Although Lawrence Casper Boles died in 1945 at the age of 62, he remains the dominant individual that I have encountered on the Wayne County sports scene. Boles was an outstanding golfer, but his fame did not rest on his ability as an athlete. In fact he did not participate in inter-collegiate sports at Ohio Wesleyan.
It was through some magic of chemistry that L.C. Boles was able, in the words of one of his College of Wooster football players, “to create a desire in people to rise above themselves.” This ability surfaced early in his high school coaching career. In six years at Fostoria (Ohio) High School, his football teams were 47-4-2, and were acclaimed state champs in five of the six seasons. His 1912 squad, which ran 596 points to exactly zero for the opponents, was regarded as the top scholastic team in the nation.
Boles took over the Wooster helm when the sports picture was at a low ebb. He handled baseball, basketball, golf and track, but it was on the gridiron that his genius shone most brilliantly. Over a 24-year span, beginning in 1915, his teams won 134, tied 19, and lost only 50.
During one incredible stretch, from 1917 through 1923, his machines won 52 of 59 games. Three were ties and only four were losses. To make it just a little more staggering, the Bolesmen scored 1179 points against 110 and whitewashed their opponents in 43 of those 59 contests. Perhaps his most memorable game was the 7-7 tie at Ohio State in the fall of 1924.
While Boles was originally a one-man gang, he had the knack of choosing highly qualified assistants who carried the Wooster torch with remarkable effect. Mose Hole, Carl Munson, Art Murray and John Swigart were all selected by Boles. Those four coaches served a total of 165 years for The College of Wooster and touched the lives of thousands of young people.
Boles combined the qualities of integrity, sincerity and understanding, coupled with initiative and perseverance. He was a sportsman who simply would not tolerate anything that was not above reproach.

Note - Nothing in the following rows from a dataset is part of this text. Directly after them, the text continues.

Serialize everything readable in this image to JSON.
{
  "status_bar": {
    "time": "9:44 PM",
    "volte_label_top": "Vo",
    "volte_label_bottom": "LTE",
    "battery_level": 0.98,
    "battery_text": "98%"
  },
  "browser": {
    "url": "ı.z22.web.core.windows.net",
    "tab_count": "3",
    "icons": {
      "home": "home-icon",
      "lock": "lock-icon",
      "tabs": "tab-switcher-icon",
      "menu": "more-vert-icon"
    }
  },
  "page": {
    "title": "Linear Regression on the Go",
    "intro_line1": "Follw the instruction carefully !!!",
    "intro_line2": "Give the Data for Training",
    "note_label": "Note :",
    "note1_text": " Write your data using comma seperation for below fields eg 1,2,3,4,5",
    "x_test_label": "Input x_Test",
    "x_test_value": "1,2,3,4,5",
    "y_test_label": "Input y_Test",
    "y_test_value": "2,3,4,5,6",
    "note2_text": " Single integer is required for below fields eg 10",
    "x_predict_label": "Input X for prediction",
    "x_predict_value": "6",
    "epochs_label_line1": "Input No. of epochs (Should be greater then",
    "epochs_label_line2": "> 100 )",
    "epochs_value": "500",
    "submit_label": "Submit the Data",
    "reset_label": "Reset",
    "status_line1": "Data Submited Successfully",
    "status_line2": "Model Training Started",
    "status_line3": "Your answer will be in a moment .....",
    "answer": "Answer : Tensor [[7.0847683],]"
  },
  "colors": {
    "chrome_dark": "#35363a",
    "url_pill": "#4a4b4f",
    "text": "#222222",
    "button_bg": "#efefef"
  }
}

L.C. Boles did, indeed, cast such a shadow that his works did not diminish following his death. To the knowledgeable sports follower, the passing of time merely increased his stature.